Scope 2: Indirect emissions


The second category of emissions are indirect emissions. These include, for example, the energy supply of the company building, which causes emissions when it is generated. Although these are indirect, they can be influenced quite easily by brands – for example, by switching to a sustainable energy supplier or, in the case of large companies, installing a photovoltaic system on the company premises. Therefore, both Scope 1 and Scope 2 are emissions that are within the company's direct sphere of influence.


Scope 3: Upstream and downstream indirect emissions


The last category is an important and comprehensive one. It is all emissions that are not within the direct sphere of influence of the company. And this includes emissions that occur during transportation. But the list of Scope 3 emissions is long and includes, among other things, purchased goods and services, proportional fuel and energy consumption by upstream companies, waste produced and its disposal, further processing of the product, and even the use of the product by the end consumer.

A first step: Climate-neutral supply chains for your brand


It can be very time-consuming to find out all the emissions that occur in the various areas of a company. It's not for nothing that there are separate service providers and entire departments in corporations that record all emissions and work on making companies more sustainable. Nevertheless, it can be worthwhile, especially for young brands, to complete this task. This is because it allows e-commerce brands to take action early on to tackle their own emissions and resource consumption. Especially if your target group includes adults under 40, sustainability remains a core aspect for your customers' purchasing decisions.


Accordingly, you should communicate your sustainability efforts honestly and transparently to your customers.

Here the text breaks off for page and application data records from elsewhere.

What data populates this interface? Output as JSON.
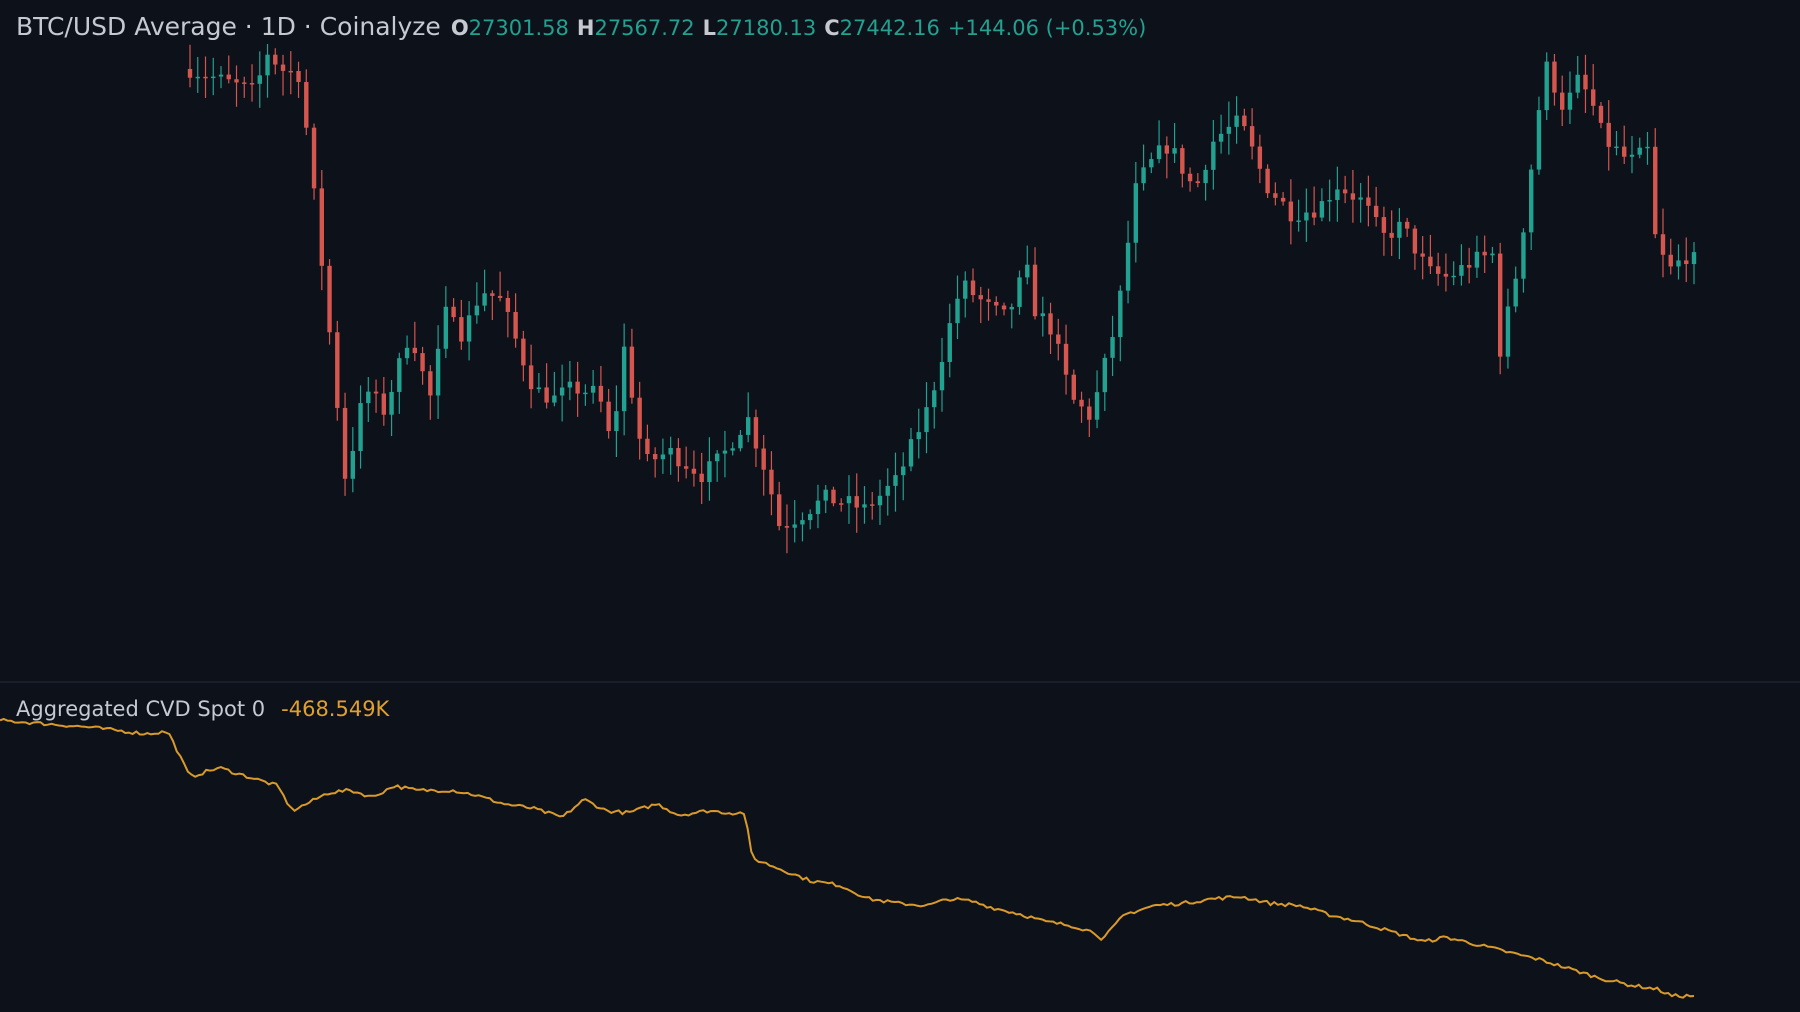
{
  "colors": {
    "background": "#0c111a",
    "up": "#22a090",
    "down": "#d4564e",
    "cvd_line": "#d99a2b",
    "divider": "#262d39",
    "text": "#c6c9d0"
  },
  "legend": {
    "title": "BTC/USD Average · 1D · Coinalyze",
    "open_label": "O",
    "open": "27301.58",
    "high_label": "H",
    "high": "27567.72",
    "low_label": "L",
    "low": "27180.13",
    "close_label": "C",
    "close": "27442.16",
    "change": "+144.06 (+0.53%)"
  },
  "cvd_legend": {
    "title": "Aggregated CVD Spot 0",
    "value": "-468.549K"
  },
  "chart_data": [
    {
      "type": "candlestick",
      "title": "BTC/USD Average · 1D · Coinalyze",
      "bars": 195,
      "ylim": [
        0,
        100
      ],
      "path": [
        [
          0,
          95
        ],
        [
          10,
          91
        ],
        [
          12,
          98
        ],
        [
          14,
          95
        ],
        [
          17,
          94
        ],
        [
          21,
          55
        ],
        [
          24,
          24
        ],
        [
          27,
          40
        ],
        [
          30,
          36
        ],
        [
          34,
          50
        ],
        [
          37,
          38
        ],
        [
          40,
          56
        ],
        [
          42,
          49
        ],
        [
          45,
          57
        ],
        [
          48,
          55
        ],
        [
          53,
          40
        ],
        [
          56,
          38
        ],
        [
          59,
          40
        ],
        [
          63,
          39
        ],
        [
          65,
          30
        ],
        [
          67,
          47
        ],
        [
          70,
          27
        ],
        [
          74,
          29
        ],
        [
          79,
          25
        ],
        [
          82,
          28
        ],
        [
          86,
          35
        ],
        [
          89,
          25
        ],
        [
          91,
          16
        ],
        [
          94,
          18
        ],
        [
          98,
          21
        ],
        [
          102,
          20
        ],
        [
          104,
          19
        ],
        [
          106,
          21
        ],
        [
          109,
          24
        ],
        [
          114,
          37
        ],
        [
          117,
          50
        ],
        [
          119,
          58
        ],
        [
          123,
          54
        ],
        [
          126,
          52
        ],
        [
          129,
          61
        ],
        [
          130,
          54
        ],
        [
          133,
          50
        ],
        [
          136,
          38
        ],
        [
          139,
          35
        ],
        [
          143,
          52
        ],
        [
          146,
          75
        ],
        [
          149,
          80
        ],
        [
          151,
          82
        ],
        [
          155,
          74
        ],
        [
          158,
          83
        ],
        [
          162,
          86
        ],
        [
          166,
          75
        ],
        [
          170,
          70
        ],
        [
          174,
          71
        ],
        [
          177,
          75
        ],
        [
          181,
          72
        ],
        [
          184,
          66
        ],
        [
          187,
          68
        ],
        [
          191,
          60
        ],
        [
          194,
          59
        ],
        [
          198,
          62
        ],
        [
          201,
          63
        ],
        [
          202,
          46
        ],
        [
          205,
          62
        ],
        [
          209,
          96
        ],
        [
          212,
          88
        ],
        [
          214,
          93
        ],
        [
          216,
          90
        ],
        [
          218,
          83
        ],
        [
          220,
          81
        ],
        [
          222,
          79
        ],
        [
          225,
          81
        ],
        [
          226,
          66
        ],
        [
          228,
          60
        ],
        [
          231,
          63
        ],
        [
          232,
          62
        ]
      ]
    },
    {
      "type": "line",
      "title": "Aggregated CVD Spot 0",
      "series": [
        {
          "name": "Aggregated CVD Spot 0",
          "values_note": ""
        }
      ],
      "ylim": [
        0,
        100
      ],
      "points": [
        [
          0,
          99
        ],
        [
          12,
          96
        ],
        [
          20,
          93
        ],
        [
          23,
          94
        ],
        [
          26,
          74
        ],
        [
          30,
          78
        ],
        [
          34,
          74
        ],
        [
          38,
          70
        ],
        [
          40,
          59
        ],
        [
          42,
          62
        ],
        [
          45,
          67
        ],
        [
          48,
          68
        ],
        [
          51,
          65
        ],
        [
          54,
          70
        ],
        [
          57,
          68
        ],
        [
          62,
          68
        ],
        [
          65,
          66
        ],
        [
          69,
          62
        ],
        [
          73,
          60
        ],
        [
          77,
          56
        ],
        [
          80,
          64
        ],
        [
          83,
          59
        ],
        [
          86,
          58
        ],
        [
          90,
          62
        ],
        [
          93,
          57
        ],
        [
          97,
          59
        ],
        [
          100,
          58
        ],
        [
          102,
          58
        ],
        [
          103,
          38
        ],
        [
          107,
          33
        ],
        [
          111,
          28
        ],
        [
          115,
          26
        ],
        [
          119,
          20
        ],
        [
          123,
          18
        ],
        [
          127,
          17
        ],
        [
          130,
          20
        ],
        [
          133,
          19
        ],
        [
          136,
          16
        ],
        [
          140,
          13
        ],
        [
          143,
          10
        ],
        [
          147,
          8
        ],
        [
          150,
          5
        ],
        [
          151,
          2
        ],
        [
          154,
          13
        ],
        [
          158,
          17
        ],
        [
          162,
          18
        ],
        [
          166,
          20
        ],
        [
          170,
          21
        ],
        [
          174,
          18
        ],
        [
          178,
          17
        ],
        [
          182,
          13
        ],
        [
          186,
          10
        ],
        [
          190,
          6
        ],
        [
          193,
          3
        ],
        [
          195,
          1
        ],
        [
          198,
          3
        ],
        [
          202,
          0
        ],
        [
          207,
          -4
        ],
        [
          211,
          -7
        ],
        [
          215,
          -11
        ],
        [
          219,
          -15
        ],
        [
          223,
          -18
        ],
        [
          227,
          -20
        ],
        [
          229,
          -23
        ],
        [
          232,
          -23
        ]
      ]
    }
  ]
}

Companies often use terms such as climate neutral, net zero or zero emissions. These three terms describe different strengths of the commitment to reduce emissions. Climate neutral means that the company offsets all emissions it produces, for example through reforestation projects.Brands can call their business Net Zero if they offset all emissions generated and also reduce their own CO₂ emissions at the same time. Zero emissions, on the other hand, means that the business produces no emissions at all. With today's technology, this is not yet realistic for companies. A net zero approach, in which emissions are reduced and offset, is a solution that can already be implemented today by environmentally conscious brands that also want to position themselves towards their customers as such.


If you would like to make your warehousing activities more sustainable, please contact us. In our Warehousing1 network we can find logistics locations, near you or near your customers. We also have green logistics providers who can help you reduce your Scope 3 emissions. We look forward to your inquiry!